Boy wizards are all the rage around the world. In America, a few religious loonies seem to believe that waving a stick and shouting “Accio!” really will make their children’s broomsticks wobble towards them before they go out for a bacchanal in the night, but mostly those in the first world seem to agree that it’s all in good fun. (Unless you’re Kathleen Duey, out to write the most grim, bleak and awesome book about boy wizards ever penned).
And then we come to Nigeria:
Evangelical pastors are helping to create a terrible new campaign of violence against young Nigerians. Children and babies branded as evil are being abused, abandoned and even murdered while the preachers make money out of the fear of their parents and their communities
Sam Ikpe-Itauma is one of the few people in this area who does not believe what the evangelical ‘prophets’ are preaching. He opened his house to a few homeless waifs he came across, and now he tries his best to look after 131.
‘The neighbours were not happy with me and tell me “you are supporting witches”. This project was an accident, I saw children being abandoned and it was very worrying. I started with three children, then every day it increased up to 15, so we had to open this new place,’ he says. ‘For every maybe five children we see on the streets, we believe one has been killed, although it could be more as neighbours turn a blind eye when a witch child disappears.
In a nearby village The Observer came across five-year-old twins, Itohowo and Kufre.

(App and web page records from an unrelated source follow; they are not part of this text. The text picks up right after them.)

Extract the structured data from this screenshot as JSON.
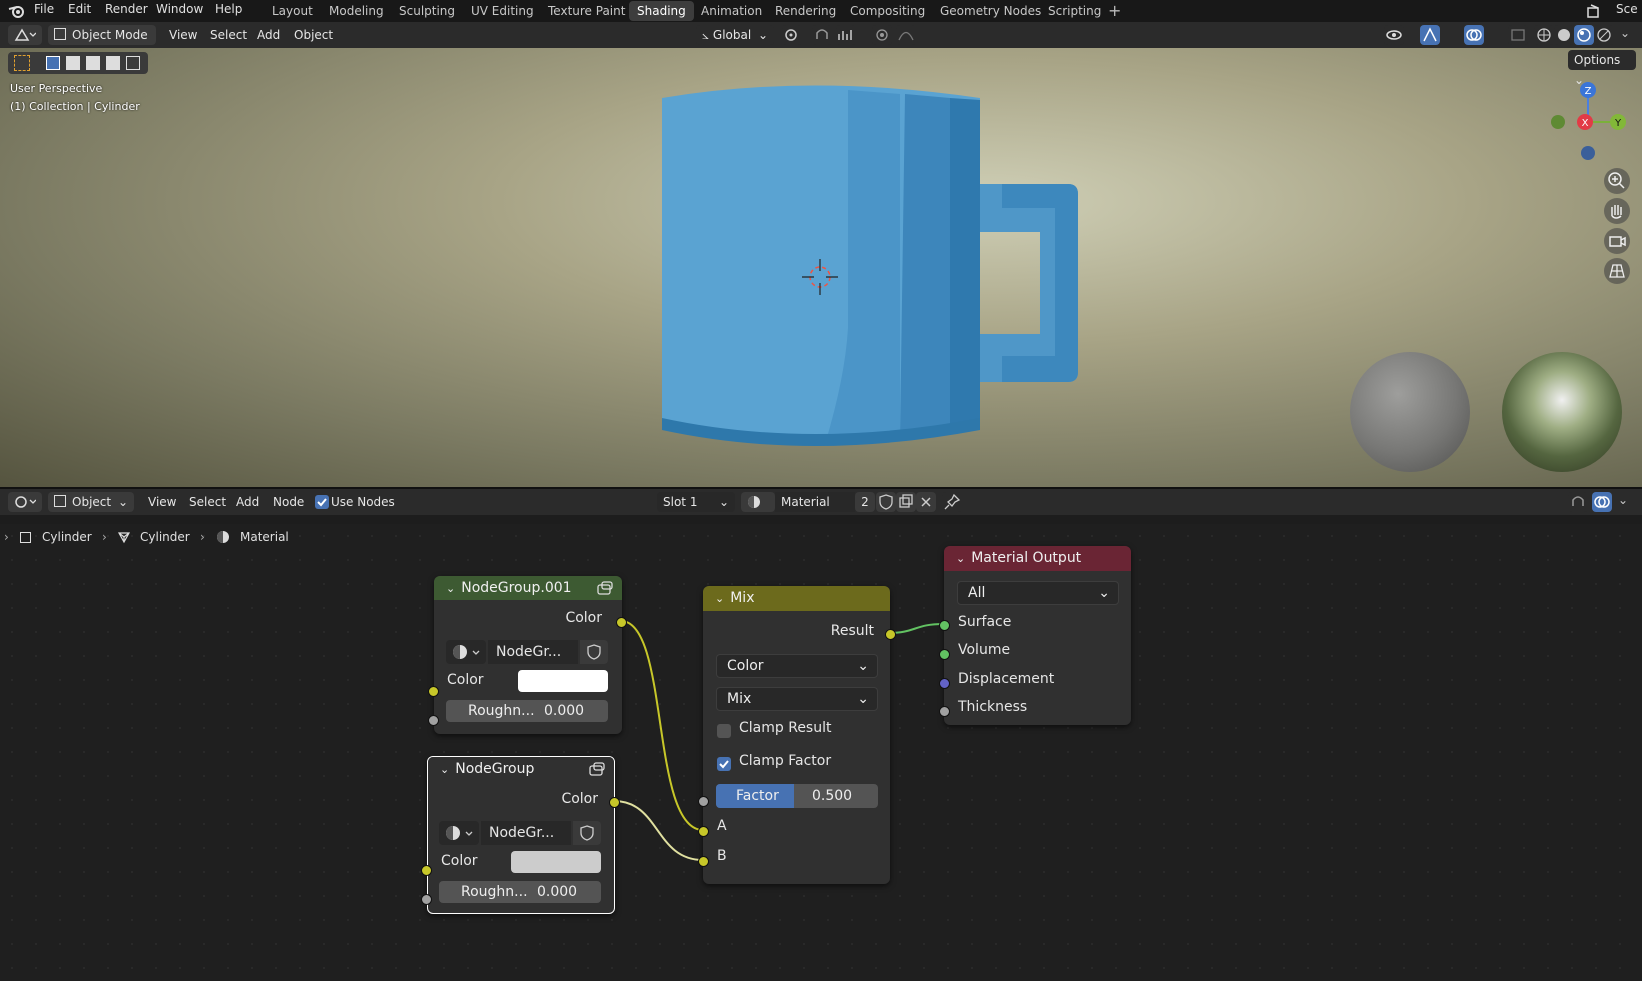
{
  "menus": [
    "File",
    "Edit",
    "Render",
    "Window",
    "Help"
  ],
  "workspaces": [
    "Layout",
    "Modeling",
    "Sculpting",
    "UV Editing",
    "Texture Paint",
    "Shading",
    "Animation",
    "Rendering",
    "Compositing",
    "Geometry Nodes",
    "Scripting"
  ],
  "active_workspace": "Shading",
  "scene_label": "Sce",
  "viewport_header": {
    "mode": "Object Mode",
    "menus": [
      "View",
      "Select",
      "Add",
      "Object"
    ],
    "transform": "Global",
    "options": "Options"
  },
  "viewport": {
    "perspective": "User Perspective",
    "collection": "(1) Collection | Cylinder",
    "gizmo": {
      "z": "Z",
      "x": "X",
      "y": "Y"
    },
    "mug_color": "#5aa3d2"
  },
  "node_header": {
    "mode": "Object",
    "menus": [
      "View",
      "Select",
      "Add",
      "Node"
    ],
    "use_nodes": "Use Nodes",
    "slot": "Slot 1",
    "material": "Material",
    "users": "2"
  },
  "breadcrumb": [
    "Cylinder",
    "Cylinder",
    "Material"
  ],
  "nodes": {
    "group001": {
      "title": "NodeGroup.001",
      "output": "Color",
      "group_name": "NodeGr...",
      "color_label": "Color",
      "rough_label": "Roughn...",
      "rough_value": "0.000"
    },
    "group": {
      "title": "NodeGroup",
      "output": "Color",
      "group_name": "NodeGr...",
      "color_label": "Color",
      "rough_label": "Roughn...",
      "rough_value": "0.000"
    },
    "mix": {
      "title": "Mix",
      "output": "Result",
      "type": "Color",
      "blend": "Mix",
      "clamp_result": "Clamp Result",
      "clamp_factor": "Clamp Factor",
      "factor_label": "Factor",
      "factor_value": "0.500",
      "input_a": "A",
      "input_b": "B"
    },
    "output": {
      "title": "Material Output",
      "target": "All",
      "inputs": [
        "Surface",
        "Volume",
        "Displacement",
        "Thickness"
      ]
    }
  },
  "colors": {
    "group_header": "#3d5a32",
    "mix_header": "#6c6a1c",
    "output_header": "#6a2534",
    "socket_color": "#c7c729",
    "socket_shader": "#62c262",
    "socket_vector": "#6363c7",
    "socket_float": "#a1a1a1"
  }
}
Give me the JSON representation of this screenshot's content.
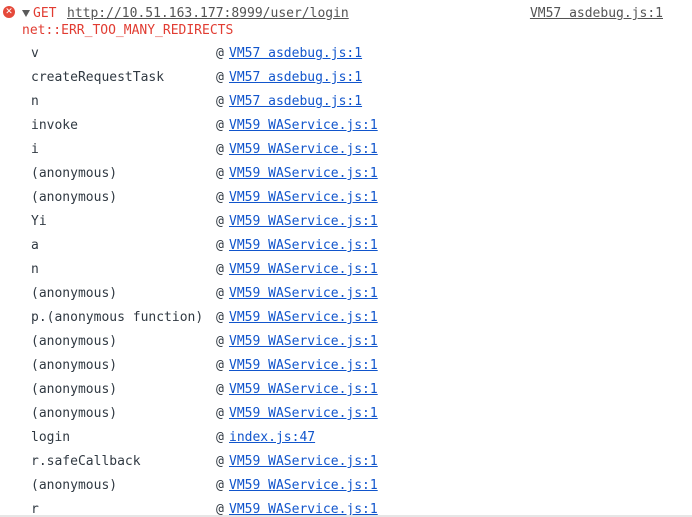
{
  "error": {
    "method": "GET",
    "url": "http://10.51.163.177:8999/user/login",
    "source": "VM57 asdebug.js:1",
    "message": "net::ERR_TOO_MANY_REDIRECTS",
    "icon": "error-circle-icon",
    "icon_glyph": "✕"
  },
  "stack": [
    {
      "fn": "v",
      "loc": "VM57 asdebug.js:1"
    },
    {
      "fn": "createRequestTask",
      "loc": "VM57 asdebug.js:1"
    },
    {
      "fn": "n",
      "loc": "VM57 asdebug.js:1"
    },
    {
      "fn": "invoke",
      "loc": "VM59 WAService.js:1"
    },
    {
      "fn": "i",
      "loc": "VM59 WAService.js:1"
    },
    {
      "fn": "(anonymous)",
      "loc": "VM59 WAService.js:1"
    },
    {
      "fn": "(anonymous)",
      "loc": "VM59 WAService.js:1"
    },
    {
      "fn": "Yi",
      "loc": "VM59 WAService.js:1"
    },
    {
      "fn": "a",
      "loc": "VM59 WAService.js:1"
    },
    {
      "fn": "n",
      "loc": "VM59 WAService.js:1"
    },
    {
      "fn": "(anonymous)",
      "loc": "VM59 WAService.js:1"
    },
    {
      "fn": "p.(anonymous function)",
      "loc": "VM59 WAService.js:1"
    },
    {
      "fn": "(anonymous)",
      "loc": "VM59 WAService.js:1"
    },
    {
      "fn": "(anonymous)",
      "loc": "VM59 WAService.js:1"
    },
    {
      "fn": "(anonymous)",
      "loc": "VM59 WAService.js:1"
    },
    {
      "fn": "(anonymous)",
      "loc": "VM59 WAService.js:1"
    },
    {
      "fn": "login",
      "loc": "index.js:47"
    },
    {
      "fn": "r.safeCallback",
      "loc": "VM59 WAService.js:1"
    },
    {
      "fn": "(anonymous)",
      "loc": "VM59 WAService.js:1"
    },
    {
      "fn": "r",
      "loc": "VM59 WAService.js:1"
    }
  ],
  "at_symbol": "@"
}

They are still hanging around close to their mother’s shack, but are obviously malnourished and in filthy rags. Approaching the boys brings a crowd of villagers who stand around and shout: ‘Take them away from us, they are witches.’ ‘Take them away before they kill us all.’ ‘Witches’.
The woman who gave birth to these sorry scraps of humanity stands slightly apart from the crowd, arms crossed. Iambong Etim Otoyo has no intention of taking any responsibility for her sons. ‘They are witches,’ she says firmly and walks away.
I’ve visited Nigeria. I drove from Port Harcourt through Lagos to Accra, Ghana in a taxicab during the height of the Harmatan winds. It took us over two days, and I will never forget my experiences there. I saw many things that I’d previously only encountered in novels: child amputees from tribal wars, lepers, polio victims, endless corrupt public officials, and a particularly violent, bloody form of animistic Christianity. I also loved it– the people we encountered, the fufu and kenke sold on the side of the road, the kola nuts, the women selling water and live fowl and anything else they could find from baskets on their heads. Nigeria is a beautiful country, but most of its people are numbingly poor, in a way I’m sure I still don’t understand. They are also very religious. When we first left Port Harcourt, our taxi driver was a taciturn man with a particularly gory crucifix hanging on his rear view mirror, and a bumper sticker in a cheesy-yet-disturbing blood drip font that read: “The blood of Jesus drenches this car.” I had the strangest feeling that he meant it literally.
And so, horrifying as it is, this story doesn’t really surprise me. Nigeria has the perfect combination of extreme poverty and extreme religiosity that makes it sadly easy for unscrupulous child-murderers like these pastors take advantage of their “flock”. Imagine, these parents are paying the pastors to murder their children! I’ve emailed the Observer to ask if there is any method of donating to the child refugee farm referenced in the story. I’ll post the details here if I get them.